GOAL OF THE EXERCISE:
Set down the records that follow exactly and completely.

GIVEN INFORMATION:
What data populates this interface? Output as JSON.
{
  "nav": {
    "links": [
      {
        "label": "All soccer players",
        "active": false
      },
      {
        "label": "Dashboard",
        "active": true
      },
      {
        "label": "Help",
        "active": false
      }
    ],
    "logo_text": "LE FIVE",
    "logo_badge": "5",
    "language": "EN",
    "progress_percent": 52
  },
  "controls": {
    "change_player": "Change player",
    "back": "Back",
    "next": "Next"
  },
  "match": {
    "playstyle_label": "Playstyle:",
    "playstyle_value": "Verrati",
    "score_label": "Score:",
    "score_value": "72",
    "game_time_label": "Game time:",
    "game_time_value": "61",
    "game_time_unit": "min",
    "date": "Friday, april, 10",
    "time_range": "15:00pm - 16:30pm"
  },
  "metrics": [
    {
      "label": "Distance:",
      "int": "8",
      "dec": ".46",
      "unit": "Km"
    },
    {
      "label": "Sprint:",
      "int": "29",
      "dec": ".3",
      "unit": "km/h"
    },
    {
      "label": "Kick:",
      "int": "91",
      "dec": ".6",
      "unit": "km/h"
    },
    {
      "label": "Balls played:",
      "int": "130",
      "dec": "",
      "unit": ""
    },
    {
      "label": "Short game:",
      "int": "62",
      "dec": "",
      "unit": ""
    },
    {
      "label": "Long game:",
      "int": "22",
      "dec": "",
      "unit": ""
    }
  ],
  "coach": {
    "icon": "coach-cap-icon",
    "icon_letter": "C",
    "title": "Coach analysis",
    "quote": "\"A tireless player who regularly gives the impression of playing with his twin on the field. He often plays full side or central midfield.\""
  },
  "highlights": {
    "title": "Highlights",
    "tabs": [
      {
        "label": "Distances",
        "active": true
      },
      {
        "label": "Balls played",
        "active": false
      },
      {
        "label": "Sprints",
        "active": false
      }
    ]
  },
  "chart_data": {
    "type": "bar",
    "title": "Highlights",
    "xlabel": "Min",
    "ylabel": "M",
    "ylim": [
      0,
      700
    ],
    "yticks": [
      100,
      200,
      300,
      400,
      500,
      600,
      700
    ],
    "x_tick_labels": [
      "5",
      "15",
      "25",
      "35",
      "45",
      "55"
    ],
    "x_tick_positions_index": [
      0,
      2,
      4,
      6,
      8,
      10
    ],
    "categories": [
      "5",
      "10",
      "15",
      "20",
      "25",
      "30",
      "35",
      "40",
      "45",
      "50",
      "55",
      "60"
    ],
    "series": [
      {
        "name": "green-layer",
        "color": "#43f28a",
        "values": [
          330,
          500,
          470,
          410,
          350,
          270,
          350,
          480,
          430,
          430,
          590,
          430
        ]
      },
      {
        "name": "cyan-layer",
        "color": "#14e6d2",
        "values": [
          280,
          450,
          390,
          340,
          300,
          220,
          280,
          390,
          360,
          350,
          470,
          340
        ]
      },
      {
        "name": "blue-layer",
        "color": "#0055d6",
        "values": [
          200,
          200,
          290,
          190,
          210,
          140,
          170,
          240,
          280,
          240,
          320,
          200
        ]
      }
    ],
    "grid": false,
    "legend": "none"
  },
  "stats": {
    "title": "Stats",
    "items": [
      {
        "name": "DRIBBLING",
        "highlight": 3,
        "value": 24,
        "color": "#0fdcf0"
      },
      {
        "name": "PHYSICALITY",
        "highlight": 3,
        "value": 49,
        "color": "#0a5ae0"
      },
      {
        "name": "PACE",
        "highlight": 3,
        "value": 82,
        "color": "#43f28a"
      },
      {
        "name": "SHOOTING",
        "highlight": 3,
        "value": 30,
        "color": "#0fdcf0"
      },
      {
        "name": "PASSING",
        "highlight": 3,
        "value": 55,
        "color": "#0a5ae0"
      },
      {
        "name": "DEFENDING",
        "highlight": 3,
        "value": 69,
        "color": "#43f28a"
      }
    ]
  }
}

ANSWER TO THIS EXERCISE:
What data populates this interface? Output as JSON.
{
  "nav": {
    "links": [
      {
        "label": "All soccer players",
        "active": false
      },
      {
        "label": "Dashboard",
        "active": true
      },
      {
        "label": "Help",
        "active": false
      }
    ],
    "logo_text": "LE FIVE",
    "logo_badge": "5",
    "language": "EN",
    "progress_percent": 52
  },
  "controls": {
    "change_player": "Change player",
    "back": "Back",
    "next": "Next"
  },
  "match": {
    "playstyle_label": "Playstyle:",
    "playstyle_value": "Verrati",
    "score_label": "Score:",
    "score_value": "72",
    "game_time_label": "Game time:",
    "game_time_value": "61",
    "game_time_unit": "min",
    "date": "Friday, april, 10",
    "time_range": "15:00pm - 16:30pm"
  },
  "metrics": [
    {
      "label": "Distance:",
      "int": "8",
      "dec": ".46",
      "unit": "Km"
    },
    {
      "label": "Sprint:",
      "int": "29",
      "dec": ".3",
      "unit": "km/h"
    },
    {
      "label": "Kick:",
      "int": "91",
      "dec": ".6",
      "unit": "km/h"
    },
    {
      "label": "Balls played:",
      "int": "130",
      "dec": "",
      "unit": ""
    },
    {
      "label": "Short game:",
      "int": "62",
      "dec": "",
      "unit": ""
    },
    {
      "label": "Long game:",
      "int": "22",
      "dec": "",
      "unit": ""
    }
  ],
  "coach": {
    "icon": "coach-cap-icon",
    "icon_letter": "C",
    "title": "Coach analysis",
    "quote": "\"A tireless player who regularly gives the impression of playing with his twin on the field. He often plays full side or central midfield.\""
  },
  "highlights": {
    "title": "Highlights",
    "tabs": [
      {
        "label": "Distances",
        "active": true
      },
      {
        "label": "Balls played",
        "active": false
      },
      {
        "label": "Sprints",
        "active": false
      }
    ]
  },
  "chart_data": {
    "type": "bar",
    "title": "Highlights",
    "xlabel": "Min",
    "ylabel": "M",
    "ylim": [
      0,
      700
    ],
    "yticks": [
      100,
      200,
      300,
      400,
      500,
      600,
      700
    ],
    "x_tick_labels": [
      "5",
      "15",
      "25",
      "35",
      "45",
      "55"
    ],
    "x_tick_positions_index": [
      0,
      2,
      4,
      6,
      8,
      10
    ],
    "categories": [
      "5",
      "10",
      "15",
      "20",
      "25",
      "30",
      "35",
      "40",
      "45",
      "50",
      "55",
      "60"
    ],
    "series": [
      {
        "name": "green-layer",
        "color": "#43f28a",
        "values": [
          330,
          500,
          470,
          410,
          350,
          270,
          350,
          480,
          430,
          430,
          590,
          430
        ]
      },
      {
        "name": "cyan-layer",
        "color": "#14e6d2",
        "values": [
          280,
          450,
          390,
          340,
          300,
          220,
          280,
          390,
          360,
          350,
          470,
          340
        ]
      },
      {
        "name": "blue-layer",
        "color": "#0055d6",
        "values": [
          200,
          200,
          290,
          190,
          210,
          140,
          170,
          240,
          280,
          240,
          320,
          200
        ]
      }
    ],
    "grid": false,
    "legend": "none"
  },
  "stats": {
    "title": "Stats",
    "items": [
      {
        "name": "DRIBBLING",
        "highlight": 3,
        "value": 24,
        "color": "#0fdcf0"
      },
      {
        "name": "PHYSICALITY",
        "highlight": 3,
        "value": 49,
        "color": "#0a5ae0"
      },
      {
        "name": "PACE",
        "highlight": 3,
        "value": 82,
        "color": "#43f28a"
      },
      {
        "name": "SHOOTING",
        "highlight": 3,
        "value": 30,
        "color": "#0fdcf0"
      },
      {
        "name": "PASSING",
        "highlight": 3,
        "value": 55,
        "color": "#0a5ae0"
      },
      {
        "name": "DEFENDING",
        "highlight": 3,
        "value": 69,
        "color": "#43f28a"
      }
    ]
  }
}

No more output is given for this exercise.